UConn’s athletes will have several more constraints placed on them by the university, including being prohibited from “using or consenting to the use of any University marks or phrases when performing any services or activity associated with an endorsement contract or employment activity. Marks also include wearing apparel that contains the institution’s name, logo, or unique colors.”
UConn Huskies are also prohibited from signing deals that interfere with academic obligations or official team activities; or working with companies that sell tobacco, alcohol, marijuana, adult entertainment, gambling or any other controlled substance.
The athletes can only use crowd-funding platforms if they are “soliciting funds for use of NIL in regards to fundraising activities for a nonprofit/charitable or education organization; and soliciting funds for actual and necessary expenses for outside competition.”
Athletic boosters and university employers are not allowed to create or facilitate compensation opportunities for current or prospective UConn student-athletes.
The NIL world is coming together quickly, as athletes and companies have been seeking opportunities since the NCAA began allowing athletes to profit from their name, image and likeness on July 1.
Related content: NCAA Officially Adopts Interim NIL Policy
To help navigate the NIL waters, UConn has partnered with Opendorse to help athletes build a brand and protect themselves. All UConn athletes must disclose their endorsement deals to Opendorse.
“You know all these people that were up in arms about, ‘Make sure players can get paid,’ that’s all well and good, that’s great,” UConn women’s basketball coach Geno Auriemma said, according to The Associated Press. “But don’t be complaining when your favorite team falls apart because five guys are transferring, because they don’t like the fact that five other guys are getting a lot of money.”

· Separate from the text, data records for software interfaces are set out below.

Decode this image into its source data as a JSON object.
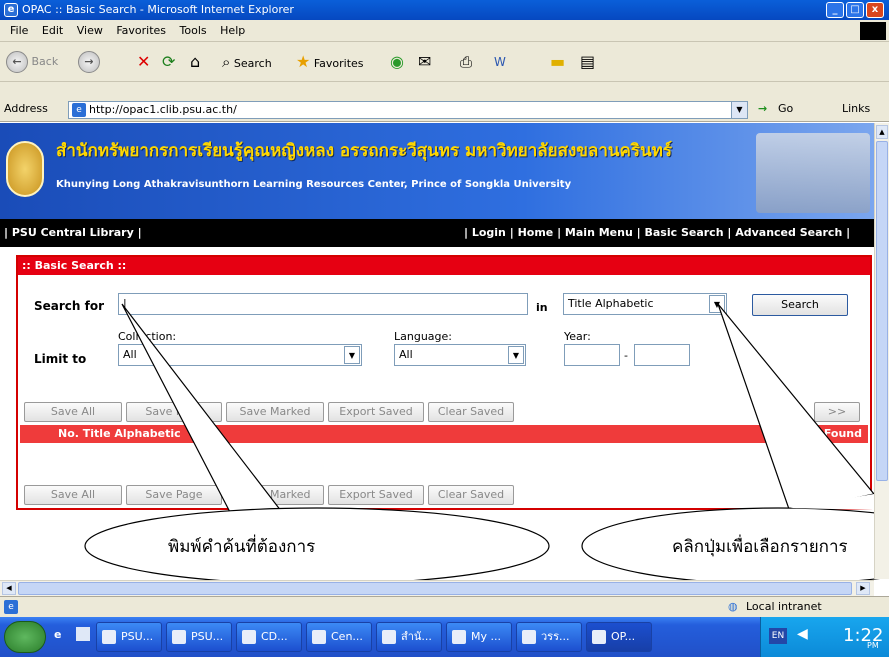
{
  "window": {
    "title": "OPAC :: Basic Search - Microsoft Internet Explorer"
  },
  "menu": [
    "File",
    "Edit",
    "View",
    "Favorites",
    "Tools",
    "Help"
  ],
  "toolbar": {
    "back": "Back",
    "search": "Search",
    "favorites": "Favorites"
  },
  "address": {
    "label": "Address",
    "url": "http://opac1.clib.psu.ac.th/",
    "go": "Go",
    "links": "Links"
  },
  "banner": {
    "thai": "สำนักทรัพยากรการเรียนรู้คุณหญิงหลง อรรถกระวีสุนทร มหาวิทยาลัยสงขลานครินทร์",
    "english": "Khunying Long Athakravisunthorn Learning Resources Center, Prince of Songkla University"
  },
  "nav": {
    "left": "| PSU Central Library |",
    "right": "| Login | Home | Main Menu | Basic Search | Advanced Search |"
  },
  "search": {
    "header": ":: Basic Search ::",
    "search_for": "Search for",
    "in": "in",
    "field_value": "Title Alphabetic",
    "search_button": "Search",
    "limit_to": "Limit to",
    "collection_label": "Collection:",
    "collection_value": "All",
    "language_label": "Language:",
    "language_value": "All",
    "year_label": "Year:",
    "year_sep": "-"
  },
  "buttons_top": [
    "Save All",
    "Save Page",
    "Save Marked",
    "Export Saved",
    "Clear Saved"
  ],
  "buttons_bottom": [
    "Save All",
    "Save Page",
    "Save Marked",
    "Export Saved",
    "Clear Saved"
  ],
  "pager": {
    "next": ">>"
  },
  "results": {
    "header": "No.  Title Alphabetic",
    "found": "Found"
  },
  "callouts": {
    "left": "พิมพ์คำค้นที่ต้องการ",
    "right": "คลิกปุ่มเพื่อเลือกรายการ"
  },
  "status": {
    "zone": "Local intranet"
  },
  "taskbar": {
    "items": [
      "PSU...",
      "PSU...",
      "CD...",
      "Cen...",
      "สำนั...",
      "My ...",
      "วรร...",
      "OP..."
    ],
    "lang": "EN",
    "time": "1:22",
    "ampm": "PM"
  }
}
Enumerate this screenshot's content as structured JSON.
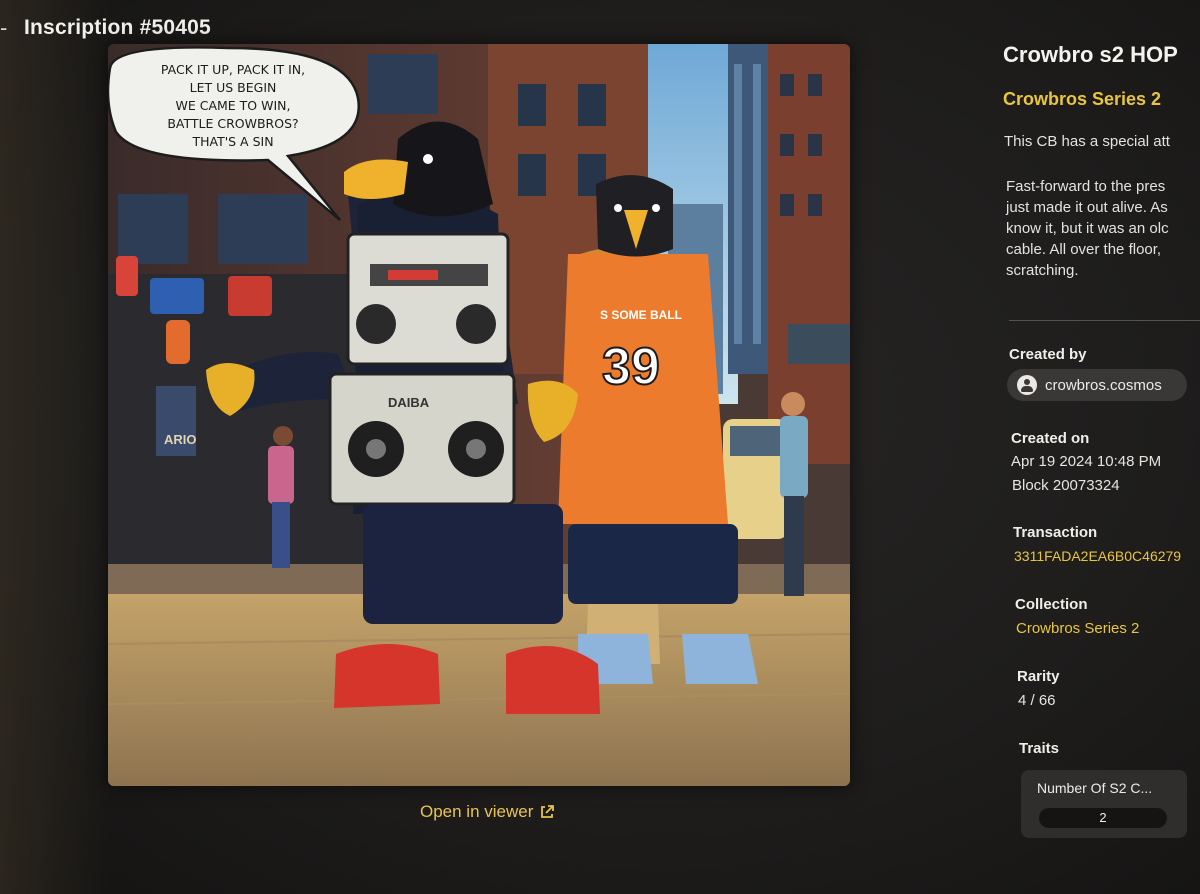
{
  "header": {
    "back_glyph": "-",
    "title": "Inscription #50405"
  },
  "artwork": {
    "speech_bubble": [
      "PACK IT UP, PACK IT IN,",
      "LET US BEGIN",
      "WE CAME TO WIN,",
      "BATTLE CROWBROS?",
      "THAT'S A SIN"
    ],
    "jersey_number": "39",
    "jersey_text": "S SOME BALL",
    "boombox_text": "DAIBA",
    "sign_text": "ARIO"
  },
  "open_viewer": {
    "label": "Open in viewer",
    "icon": "external-link-icon"
  },
  "details": {
    "name": "Crowbro s2 HOP",
    "series": "Crowbros Series 2",
    "description_intro": "This CB has a special att",
    "description_lines": [
      "Fast-forward to the pres",
      "just made it out alive. As",
      "know it, but it was an olc",
      "cable.  All over the floor,",
      "scratching."
    ],
    "created_by_label": "Created by",
    "creator": "crowbros.cosmos",
    "created_on_label": "Created on",
    "created_on_date": "Apr 19 2024 10:48 PM",
    "block": "Block 20073324",
    "transaction_label": "Transaction",
    "transaction_hash": "3311FADA2EA6B0C46279",
    "collection_label": "Collection",
    "collection": "Crowbros Series 2",
    "rarity_label": "Rarity",
    "rarity": "4 / 66",
    "traits_label": "Traits",
    "traits": [
      {
        "name": "Number Of S2 C...",
        "value": "2"
      }
    ]
  },
  "colors": {
    "accent": "#e9c53f",
    "background": "#1e1d1c"
  }
}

Related content: Athletes Ink First Endorsement Deals in NCAA History